Thanks I have been away, so catching up on replies.Yes I was surprised too but the remark was from an open reach man and and maybe he did not know as much as he seemed to claim, secondly, the the “box” or piece of equipment in my case was about say 10 inched long by 2inch in radius a bit torpedo shaped, fortunately l have easy access to mine (unlike my neighbour with the hole in the ground)as it is in a plastic covered box off the driveway, but it still lets water in, so I insisted that the engineer strapped it up, or kind of suspend it higher above water.. Hopefully, it will last long enough for me , I am 86 !! Reg Taylor

Hi Reg – Outreach should make it waterproof its their equipment , as you probably know rain combined with high wind can drive water into the smallest openings that would cause your phone/broadband to go down . They have shrink down plastic to cover joints to make a watertight joint . If it is terminating strip rather than a joint then it still should be watertight if its not then go to Outreach,s website and report it running a bit of PVC tape round it is not good enough . They MUST take action on a reported fault in their equipment as it could be a public hazard.

Right Duncan, I’ve got the message and will get on to open reach to fix it properly with the plastic cover as you recommend,and many thanks .R G Taylior

Anita Burksfield says:
6 April 2016

My daughter at the moment has no broadband & no landline, she is with Virgin. She has complained over & over, her broadband went down two weeks ago & Virgin told her “we don’t have enough engineers so you won’t get put back on till 11 of April or later! Her landline with them went down on Sunday, same excuse. Honestly she & I are at our wits end, she is recovering from Cancer & has a 12 year old who is Autistic & needs the home phone for the hospital to call her cancer nurse. She has told them too, I can’t help as I’m down in Cornwall & she lives in north London. She has a mobile with EE but has to pay for her calls, of which she can ill afford . I have contacted Virgin through Twitter but that’s not going to help. How can these companies get away with this kind of thing, on contract & still have to pay when you don’t get the service. It makes me so mad.

Anita I sympathise with you ,it looks like a cable fault unfortunately Virgin have their own cable and ducting and not BT,s therefore they repair their own cable or sub contract it out to a private company to repair . If you could give me the area with a general postcode (for the area ) I could check out the fault ,if they make it available. Sorry I cant be more helpful.

Okay Anita checked out Virgin,s own website , including other-cable down websites cant find any for North London being faulty . On the other hand 100,000 Virgin Media customers who dont have fibre are being transfered to Talk -Talk including the North London area ,there is no option . Is your daughter one of them Anita ?

Catherine Mears says:
5 May 2018

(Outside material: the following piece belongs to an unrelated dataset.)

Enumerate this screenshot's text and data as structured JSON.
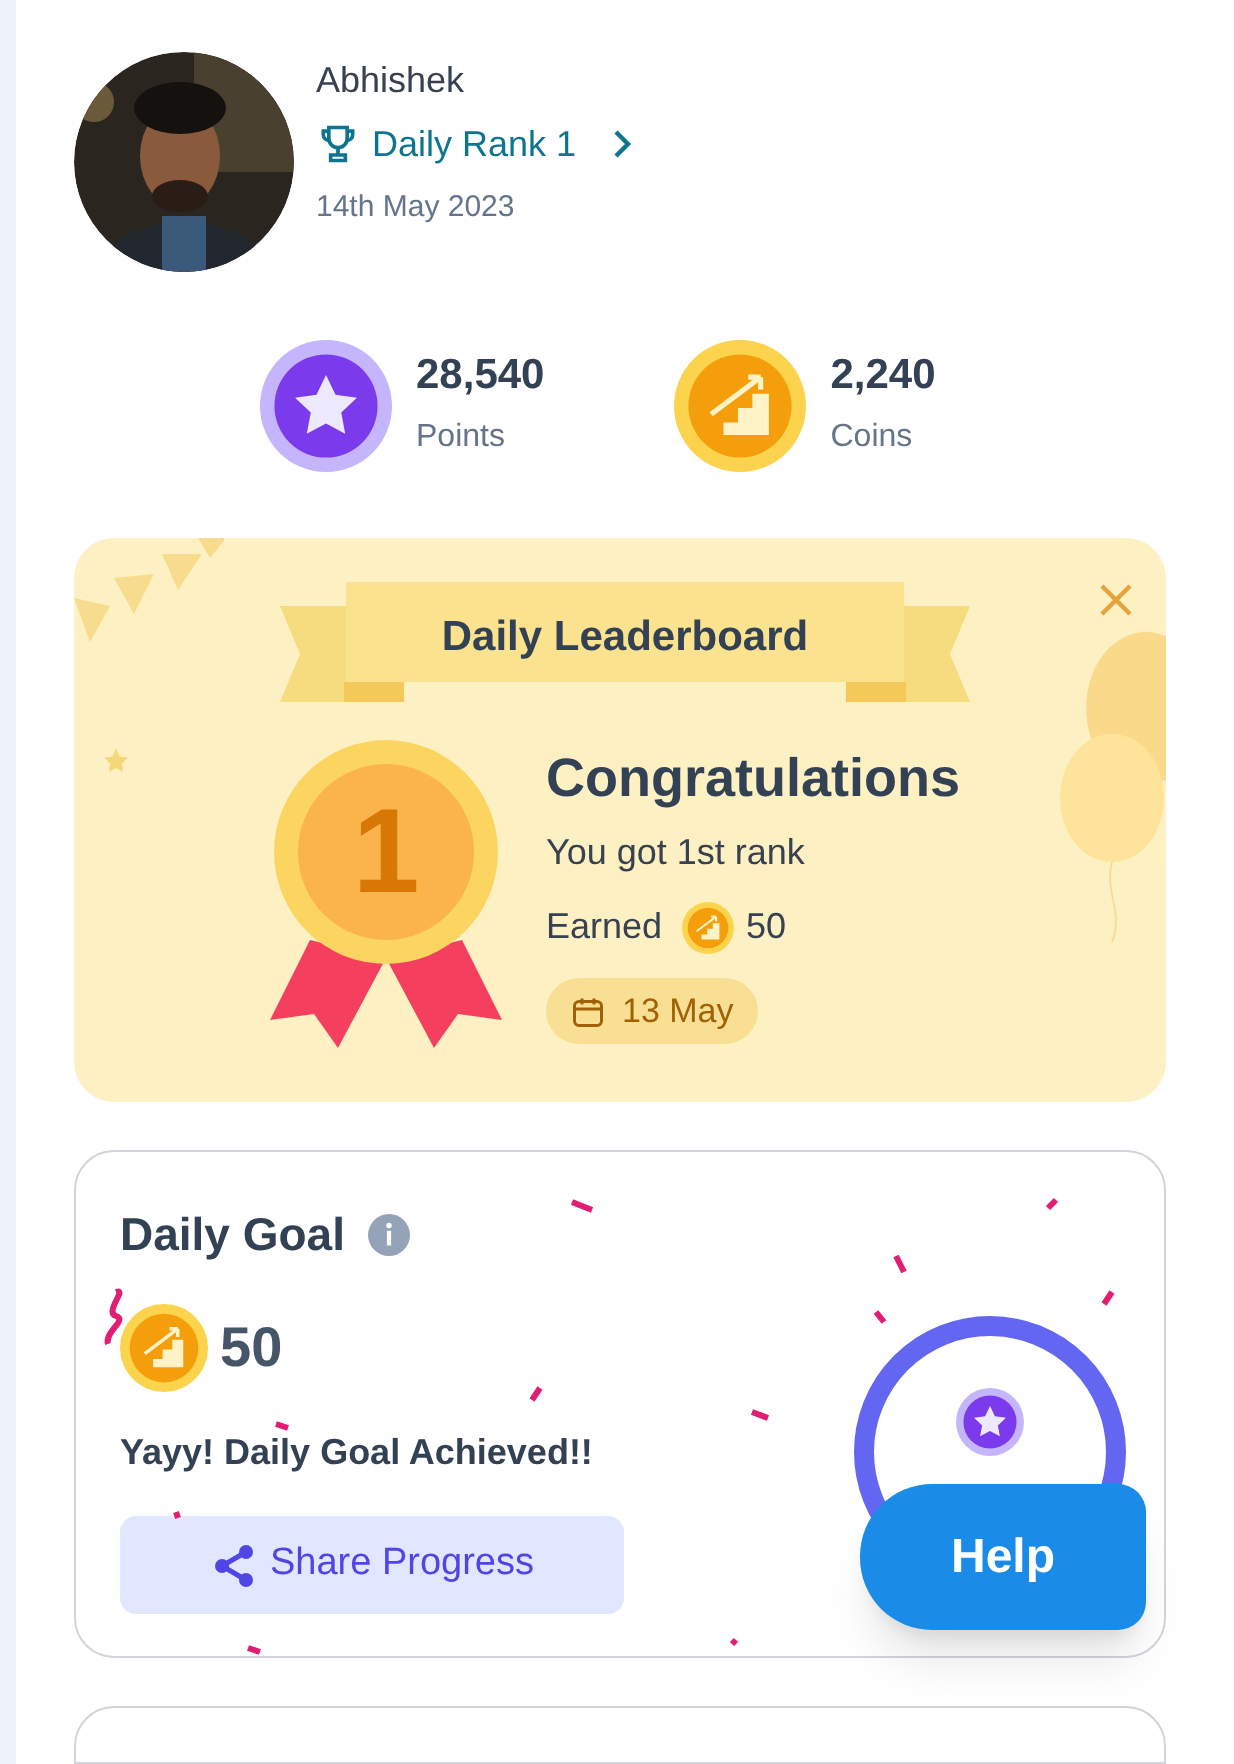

April and May so far this year have been the worst ever service I’ve experienced from Virgin with bad quality phone lines; slow broad band; no broad band, being put through to 5 Cities in India, back to Scotland and then to Wales and back to India with no clear way putting in a complaint. Was even told to calm down and no worries it’ll soon be fixed by someone in India. Dreadful dreadful service; cannot wait to get away from Virgin.

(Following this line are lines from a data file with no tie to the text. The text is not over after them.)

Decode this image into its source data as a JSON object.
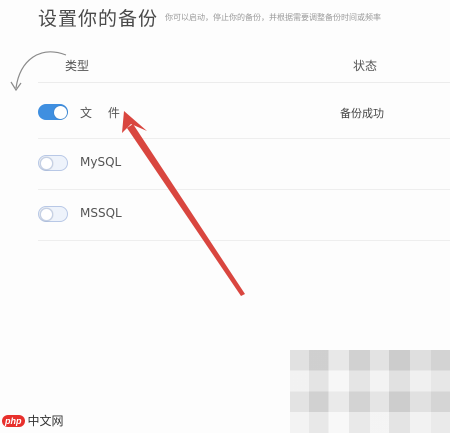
{
  "header": {
    "title": "设置你的备份",
    "subtitle": "你可以启动，停止你的备份，并根据需要调整备份时间或频率"
  },
  "table": {
    "columns": [
      "类型",
      "状态"
    ],
    "rows": [
      {
        "label": "文  件",
        "enabled": true,
        "status": "备份成功"
      },
      {
        "label": "MySQL",
        "enabled": false,
        "status": ""
      },
      {
        "label": "MSSQL",
        "enabled": false,
        "status": ""
      }
    ]
  },
  "colors": {
    "toggle_on": "#3f8fe0",
    "toggle_off": "#eef3fb",
    "annotation_arrow": "#d9463f"
  },
  "watermark": {
    "logo": "php",
    "text": "中文网"
  }
}
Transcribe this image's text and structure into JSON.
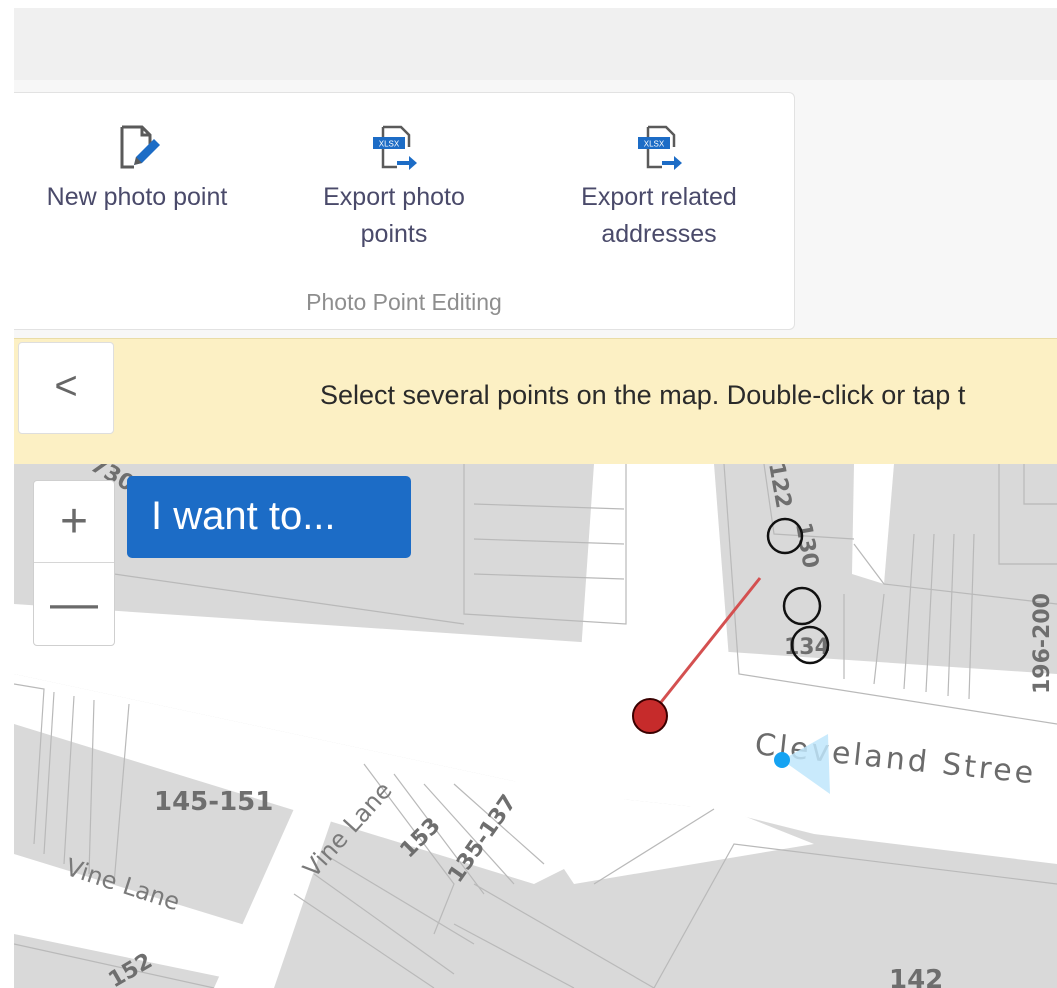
{
  "ribbon": {
    "buttons": [
      {
        "label": "New photo point",
        "icon": "edit-document-icon"
      },
      {
        "label": "Export photo points",
        "label_lines": [
          "Export photo",
          "points"
        ],
        "icon": "xlsx-export-icon"
      },
      {
        "label": "Export related addresses",
        "label_lines": [
          "Export related",
          "addresses"
        ],
        "icon": "xlsx-export-icon"
      }
    ],
    "group_caption": "Photo Point Editing"
  },
  "banner": {
    "back_icon": "chevron-left-icon",
    "back_glyph": "<",
    "message": "Select several points on the map. Double-click or tap t"
  },
  "map": {
    "zoom_in": "+",
    "zoom_out": "—",
    "iwant": "I want to...",
    "labels": {
      "street1": "Cleveland Stree",
      "street2": "Vine Lane",
      "street3": "Vine Lane",
      "lot1": "145-151",
      "lot2": "153",
      "lot3": "135-137",
      "lot4": "196-200",
      "lot5": "142",
      "lot6": "122",
      "lot7": "130",
      "lot8": "134",
      "lot9": "152",
      "lot10": "730"
    },
    "colors": {
      "parcel": "#d9d9d9",
      "street": "#ffffff",
      "selection_point": "#c62b2b",
      "location_dot": "#16a3f2"
    }
  },
  "icons": {
    "xlsx_badge": "XLSX"
  }
}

Catherine VM have in the past been a bit “inventive ” with the truth of their lines and BT+Openreach have nothing to do with their underground cable labeling FTTC + Co-ax as “full fibre ” and names like that . Lets get this straight – COAX is copper its just got a better rejection of noise+interference than a twisted pair copper line it isnt a “miracle ” electrical component its just a piece of copper wire with an Oxford Street “jacket ” over it. As such it will not achieve outstanding success in speeding up your broadband line . What you want is FTTP , if VM is supplying your cable then they can upgrade it as well . VM has been cutting UK based call-centres and exporting them ” to India like Swansea cutting 772 jobs . Why is it always BT that is criticized when VM do the same ?